There has been a lot of anger and frustration in the past several months over the Bangko Sentral ng Pilipinas (BSP)’s release of the next-generation Philippine coins  specifically, the New Generation Currency (NGC) five-peso coin (5-piso).

Released beginning December 2017, the new five-peso coins made their way into general circulation, and earned the ire of a lot of people, myself included. This is due to the measly 1-millimeter difference in diameter between the existing one-peso coin and that new five-peso coin, as well as the latter’s new color, which happens to be as silver-y as the current piso.


For very important matters such as finances, it would be really, really, reaaallly helpful if using them daily would be minimally inconvenient. This is why it is quite understandable that a lot of people got turned off by the next-generation coins even before the entire coin set was revealed this week.

So much has been said (and been written) castigating the new coins as well as the people involved in designing them, so I won’t dwell on that. What I realize at this point, though, is that inspecting the specs of the new coins and comparing them to the current set reveals that there’s not much to worry about in the upcoming series (at least in terms of size). This will probably ruffle a lot of feathers but bear with me and compare the dimensions below:

Denomination New Design Series (existing) New Generation Currency (upcoming)
1-sentimo 15.5 mm / 2.0 g 15 mm / 1.90 g
5-sentimo 15.5 mm / 1.9 g 16 mm / 2.20 g
25-sentimo 20.0 mm / 3.6 g 20 mm / 3.60 g
1-piso 24.0 mm / 5.35 g 23 mm / 6.00 g
5-piso 27.0 mm / 7.7 g 25 mm / 7.40 g
10-piso 26.5 mm / 8.7 g 27 mm / 8.00 g
References found at end of the article.

In some cases (like the 10-piso), the new ones are bigger, however insignificantly. So as you can see, the NGC coins’ dimensions do not actually differ so much from the NDS’. It’s only the new 5-piso coin that has the biggest change (2 mm). And unfortunately for the 5-piso, there could have been a better way of scheduling its release so that we wouldn’t be in this dilemma of mistaking 5-piso for 1-piso, or vice versa!

Since everything else was almost the same diameter, their strategy could have been done this way: They roll out all but the 5-piso coin, then give it say, a year or so while the old 1-piso coins make their way out of circulation. When the new 1-piso coins are sufficiently circulated enough, then that is the time they roll out the new 5-piso coins. Again, this is just me, imagining things from a developer’s perspective  similar issues arise when you’re releasing new features in the programming world. Timing matters.
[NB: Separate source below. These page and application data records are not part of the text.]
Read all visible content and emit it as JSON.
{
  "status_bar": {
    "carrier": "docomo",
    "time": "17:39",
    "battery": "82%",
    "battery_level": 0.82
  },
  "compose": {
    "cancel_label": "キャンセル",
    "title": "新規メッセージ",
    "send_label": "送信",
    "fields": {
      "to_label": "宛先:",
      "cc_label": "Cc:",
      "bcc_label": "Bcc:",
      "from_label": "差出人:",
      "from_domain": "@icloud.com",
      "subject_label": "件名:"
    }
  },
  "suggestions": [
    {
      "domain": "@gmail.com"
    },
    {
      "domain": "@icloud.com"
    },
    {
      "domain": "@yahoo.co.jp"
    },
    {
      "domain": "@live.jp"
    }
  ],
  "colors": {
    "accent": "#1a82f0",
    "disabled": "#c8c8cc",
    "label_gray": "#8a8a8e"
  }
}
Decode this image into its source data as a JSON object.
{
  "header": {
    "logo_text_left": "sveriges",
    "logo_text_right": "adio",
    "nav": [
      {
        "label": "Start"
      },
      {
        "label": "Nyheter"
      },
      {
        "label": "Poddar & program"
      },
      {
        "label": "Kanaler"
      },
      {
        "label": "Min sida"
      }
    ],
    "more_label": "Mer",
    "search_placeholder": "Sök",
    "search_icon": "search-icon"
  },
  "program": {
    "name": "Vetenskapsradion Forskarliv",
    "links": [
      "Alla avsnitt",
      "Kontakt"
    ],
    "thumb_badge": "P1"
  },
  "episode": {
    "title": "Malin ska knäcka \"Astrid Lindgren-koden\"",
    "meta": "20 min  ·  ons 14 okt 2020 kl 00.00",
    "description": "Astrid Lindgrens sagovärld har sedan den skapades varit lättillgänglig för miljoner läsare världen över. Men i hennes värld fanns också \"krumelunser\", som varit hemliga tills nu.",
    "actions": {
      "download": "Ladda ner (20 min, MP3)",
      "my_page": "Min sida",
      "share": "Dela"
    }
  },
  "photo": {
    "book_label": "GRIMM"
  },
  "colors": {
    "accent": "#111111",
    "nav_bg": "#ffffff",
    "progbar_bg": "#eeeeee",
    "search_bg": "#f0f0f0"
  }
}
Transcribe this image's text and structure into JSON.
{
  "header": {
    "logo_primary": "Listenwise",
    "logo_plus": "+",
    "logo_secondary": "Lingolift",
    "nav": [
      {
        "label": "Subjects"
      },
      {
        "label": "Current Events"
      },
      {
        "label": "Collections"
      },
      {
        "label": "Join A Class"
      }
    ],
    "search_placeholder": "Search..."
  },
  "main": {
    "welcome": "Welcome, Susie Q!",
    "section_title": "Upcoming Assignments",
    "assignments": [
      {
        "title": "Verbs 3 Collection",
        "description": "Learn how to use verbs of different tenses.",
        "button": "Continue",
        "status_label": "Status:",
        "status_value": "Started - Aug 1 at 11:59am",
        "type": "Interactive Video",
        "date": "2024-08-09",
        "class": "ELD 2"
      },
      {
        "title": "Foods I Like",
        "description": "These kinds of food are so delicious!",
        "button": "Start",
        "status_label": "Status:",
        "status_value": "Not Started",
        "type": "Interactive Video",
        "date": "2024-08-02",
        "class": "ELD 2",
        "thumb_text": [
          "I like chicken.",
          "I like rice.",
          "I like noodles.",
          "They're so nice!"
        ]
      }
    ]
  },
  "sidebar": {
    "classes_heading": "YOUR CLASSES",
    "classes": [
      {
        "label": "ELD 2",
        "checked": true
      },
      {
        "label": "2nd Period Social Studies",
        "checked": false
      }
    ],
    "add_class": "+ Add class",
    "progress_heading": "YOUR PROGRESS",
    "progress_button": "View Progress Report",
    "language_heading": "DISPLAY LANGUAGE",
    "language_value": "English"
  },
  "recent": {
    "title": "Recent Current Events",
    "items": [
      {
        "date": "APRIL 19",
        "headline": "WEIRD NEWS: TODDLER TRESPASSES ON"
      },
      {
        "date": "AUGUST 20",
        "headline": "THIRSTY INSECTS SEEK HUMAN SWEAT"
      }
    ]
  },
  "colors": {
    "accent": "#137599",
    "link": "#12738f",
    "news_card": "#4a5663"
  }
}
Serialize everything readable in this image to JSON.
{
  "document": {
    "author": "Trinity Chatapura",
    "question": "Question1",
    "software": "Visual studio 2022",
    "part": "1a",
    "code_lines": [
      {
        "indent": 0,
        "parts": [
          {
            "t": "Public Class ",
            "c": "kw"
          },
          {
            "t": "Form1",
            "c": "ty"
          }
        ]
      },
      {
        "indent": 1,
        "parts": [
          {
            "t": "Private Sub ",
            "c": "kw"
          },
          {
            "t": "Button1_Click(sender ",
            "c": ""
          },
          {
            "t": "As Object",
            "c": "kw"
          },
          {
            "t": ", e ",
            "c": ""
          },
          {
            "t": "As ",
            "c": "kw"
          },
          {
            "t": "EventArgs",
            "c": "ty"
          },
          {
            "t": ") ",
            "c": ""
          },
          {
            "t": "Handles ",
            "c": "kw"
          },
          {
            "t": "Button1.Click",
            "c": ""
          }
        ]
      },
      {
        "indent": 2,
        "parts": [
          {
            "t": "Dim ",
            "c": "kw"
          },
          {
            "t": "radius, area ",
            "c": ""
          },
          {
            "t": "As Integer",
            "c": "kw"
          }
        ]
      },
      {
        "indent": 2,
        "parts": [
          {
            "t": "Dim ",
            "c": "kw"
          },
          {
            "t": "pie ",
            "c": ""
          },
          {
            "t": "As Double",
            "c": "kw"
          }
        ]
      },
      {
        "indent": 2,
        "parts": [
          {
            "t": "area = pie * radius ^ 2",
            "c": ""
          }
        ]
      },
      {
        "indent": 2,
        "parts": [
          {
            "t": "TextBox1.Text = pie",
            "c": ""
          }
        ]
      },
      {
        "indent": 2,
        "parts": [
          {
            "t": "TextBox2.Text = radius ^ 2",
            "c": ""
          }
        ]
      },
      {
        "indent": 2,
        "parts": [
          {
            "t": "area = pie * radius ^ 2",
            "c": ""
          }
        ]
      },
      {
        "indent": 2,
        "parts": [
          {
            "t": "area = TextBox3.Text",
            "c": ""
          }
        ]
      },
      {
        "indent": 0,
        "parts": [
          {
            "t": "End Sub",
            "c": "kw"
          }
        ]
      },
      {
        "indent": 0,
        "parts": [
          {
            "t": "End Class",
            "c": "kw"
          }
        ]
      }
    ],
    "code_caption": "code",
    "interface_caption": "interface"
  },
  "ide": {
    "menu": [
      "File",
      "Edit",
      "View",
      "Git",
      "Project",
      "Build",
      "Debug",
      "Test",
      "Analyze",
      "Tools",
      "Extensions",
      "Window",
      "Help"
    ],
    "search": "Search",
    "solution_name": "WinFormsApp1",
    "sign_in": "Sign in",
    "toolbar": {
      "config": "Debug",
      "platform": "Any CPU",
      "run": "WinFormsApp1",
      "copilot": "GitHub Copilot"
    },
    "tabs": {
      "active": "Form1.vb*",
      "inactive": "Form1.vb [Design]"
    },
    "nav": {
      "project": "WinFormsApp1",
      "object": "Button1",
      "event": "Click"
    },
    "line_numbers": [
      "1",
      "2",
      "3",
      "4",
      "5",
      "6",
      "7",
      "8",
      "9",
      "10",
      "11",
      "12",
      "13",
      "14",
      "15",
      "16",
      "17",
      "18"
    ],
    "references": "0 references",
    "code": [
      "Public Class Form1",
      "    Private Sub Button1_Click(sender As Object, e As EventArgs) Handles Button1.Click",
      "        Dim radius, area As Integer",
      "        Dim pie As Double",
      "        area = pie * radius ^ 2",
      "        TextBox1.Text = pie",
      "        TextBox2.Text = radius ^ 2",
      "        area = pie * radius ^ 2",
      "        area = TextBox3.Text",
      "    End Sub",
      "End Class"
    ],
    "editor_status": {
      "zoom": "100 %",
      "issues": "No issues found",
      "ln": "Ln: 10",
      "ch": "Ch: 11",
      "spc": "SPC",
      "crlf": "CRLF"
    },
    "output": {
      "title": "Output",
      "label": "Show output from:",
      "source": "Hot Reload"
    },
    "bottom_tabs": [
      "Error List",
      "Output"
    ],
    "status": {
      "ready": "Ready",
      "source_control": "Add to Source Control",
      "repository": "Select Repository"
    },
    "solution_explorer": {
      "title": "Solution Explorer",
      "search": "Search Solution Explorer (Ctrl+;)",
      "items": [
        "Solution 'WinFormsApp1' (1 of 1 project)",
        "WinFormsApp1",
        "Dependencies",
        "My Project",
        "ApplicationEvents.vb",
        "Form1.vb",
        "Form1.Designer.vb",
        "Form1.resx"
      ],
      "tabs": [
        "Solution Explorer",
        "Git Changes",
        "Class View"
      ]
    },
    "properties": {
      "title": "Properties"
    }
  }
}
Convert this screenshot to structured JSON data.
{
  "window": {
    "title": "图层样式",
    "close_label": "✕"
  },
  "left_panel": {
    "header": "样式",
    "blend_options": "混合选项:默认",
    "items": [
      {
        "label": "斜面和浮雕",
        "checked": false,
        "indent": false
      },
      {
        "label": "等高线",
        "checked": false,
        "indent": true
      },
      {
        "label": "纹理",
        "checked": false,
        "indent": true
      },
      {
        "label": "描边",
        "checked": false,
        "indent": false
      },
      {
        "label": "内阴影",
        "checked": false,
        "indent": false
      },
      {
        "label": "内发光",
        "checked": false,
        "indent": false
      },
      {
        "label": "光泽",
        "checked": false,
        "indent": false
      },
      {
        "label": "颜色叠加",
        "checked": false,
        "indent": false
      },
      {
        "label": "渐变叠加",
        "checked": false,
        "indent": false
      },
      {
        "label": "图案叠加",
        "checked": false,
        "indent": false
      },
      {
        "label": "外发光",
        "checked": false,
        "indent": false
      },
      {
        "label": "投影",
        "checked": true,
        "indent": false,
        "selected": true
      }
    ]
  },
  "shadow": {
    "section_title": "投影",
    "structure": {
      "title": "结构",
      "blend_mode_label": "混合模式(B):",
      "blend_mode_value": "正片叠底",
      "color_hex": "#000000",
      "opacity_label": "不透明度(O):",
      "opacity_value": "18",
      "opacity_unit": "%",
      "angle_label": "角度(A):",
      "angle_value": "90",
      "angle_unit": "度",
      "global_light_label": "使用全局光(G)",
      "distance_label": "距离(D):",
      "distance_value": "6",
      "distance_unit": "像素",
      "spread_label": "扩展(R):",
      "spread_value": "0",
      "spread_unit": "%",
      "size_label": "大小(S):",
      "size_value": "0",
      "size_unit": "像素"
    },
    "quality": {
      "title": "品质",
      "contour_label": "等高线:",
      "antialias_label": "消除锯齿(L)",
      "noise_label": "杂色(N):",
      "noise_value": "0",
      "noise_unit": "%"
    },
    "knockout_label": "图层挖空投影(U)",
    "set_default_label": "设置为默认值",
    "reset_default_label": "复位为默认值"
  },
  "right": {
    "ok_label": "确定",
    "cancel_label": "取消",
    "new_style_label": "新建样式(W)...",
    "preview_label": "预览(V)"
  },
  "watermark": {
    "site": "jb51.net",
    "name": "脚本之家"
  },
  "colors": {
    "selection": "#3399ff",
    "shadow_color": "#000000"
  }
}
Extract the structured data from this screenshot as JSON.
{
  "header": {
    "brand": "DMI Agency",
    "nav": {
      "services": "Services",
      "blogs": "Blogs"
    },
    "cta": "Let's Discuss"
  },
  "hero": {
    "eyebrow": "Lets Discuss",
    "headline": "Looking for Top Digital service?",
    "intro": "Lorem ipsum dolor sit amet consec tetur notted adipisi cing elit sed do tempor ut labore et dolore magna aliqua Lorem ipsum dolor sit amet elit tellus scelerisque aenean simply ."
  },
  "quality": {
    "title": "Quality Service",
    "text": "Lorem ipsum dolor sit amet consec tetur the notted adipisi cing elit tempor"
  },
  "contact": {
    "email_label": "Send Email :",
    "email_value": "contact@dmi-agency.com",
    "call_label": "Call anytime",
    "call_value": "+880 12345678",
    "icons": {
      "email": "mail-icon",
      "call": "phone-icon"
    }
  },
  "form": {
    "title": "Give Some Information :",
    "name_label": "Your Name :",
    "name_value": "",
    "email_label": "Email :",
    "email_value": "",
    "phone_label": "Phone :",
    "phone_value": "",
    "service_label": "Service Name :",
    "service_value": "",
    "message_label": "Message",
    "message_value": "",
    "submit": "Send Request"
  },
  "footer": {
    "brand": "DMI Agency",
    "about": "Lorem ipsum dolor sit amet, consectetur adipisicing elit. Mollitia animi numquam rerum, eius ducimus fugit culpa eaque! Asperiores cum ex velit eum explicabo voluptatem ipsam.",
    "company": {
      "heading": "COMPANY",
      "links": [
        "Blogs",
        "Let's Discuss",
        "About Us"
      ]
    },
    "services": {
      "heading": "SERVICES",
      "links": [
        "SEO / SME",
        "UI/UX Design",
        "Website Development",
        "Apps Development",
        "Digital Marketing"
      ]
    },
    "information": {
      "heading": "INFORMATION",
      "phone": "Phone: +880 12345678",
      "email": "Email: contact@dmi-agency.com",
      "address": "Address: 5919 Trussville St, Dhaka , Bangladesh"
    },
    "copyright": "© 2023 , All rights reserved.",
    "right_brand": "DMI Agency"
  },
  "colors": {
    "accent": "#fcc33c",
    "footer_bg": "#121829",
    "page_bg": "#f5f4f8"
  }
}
And of course, this is assuming they can thoroughly justify why they ended up making the new 5-piso significantly smaller than its current form. As to why that is so, I will also not delve anymore because there’s already a lot of hate out of that topic on user experience.

Despite my own misgivings on the NGC coins, I will definitely have to agree with the BSP regarding our coins: Matibay, Maganda, Mahalaga (durable, beautiful, valuable). As they say, coins and bills are ways to showcase one country’s heritage.

I’m looking forward to getting my hands on these new coins!

P.S. This is already a separate issue, but at the rate at which the 20-piso bills get worn down like old rags, do you think it’s also time to introduce a 20-piso coin? What do you think?

  1. Wikipedia, Coins of the Philippine peso, circulating coins
  2. Bangko Sentral ng Pilipinas, FAQs on the NGC coins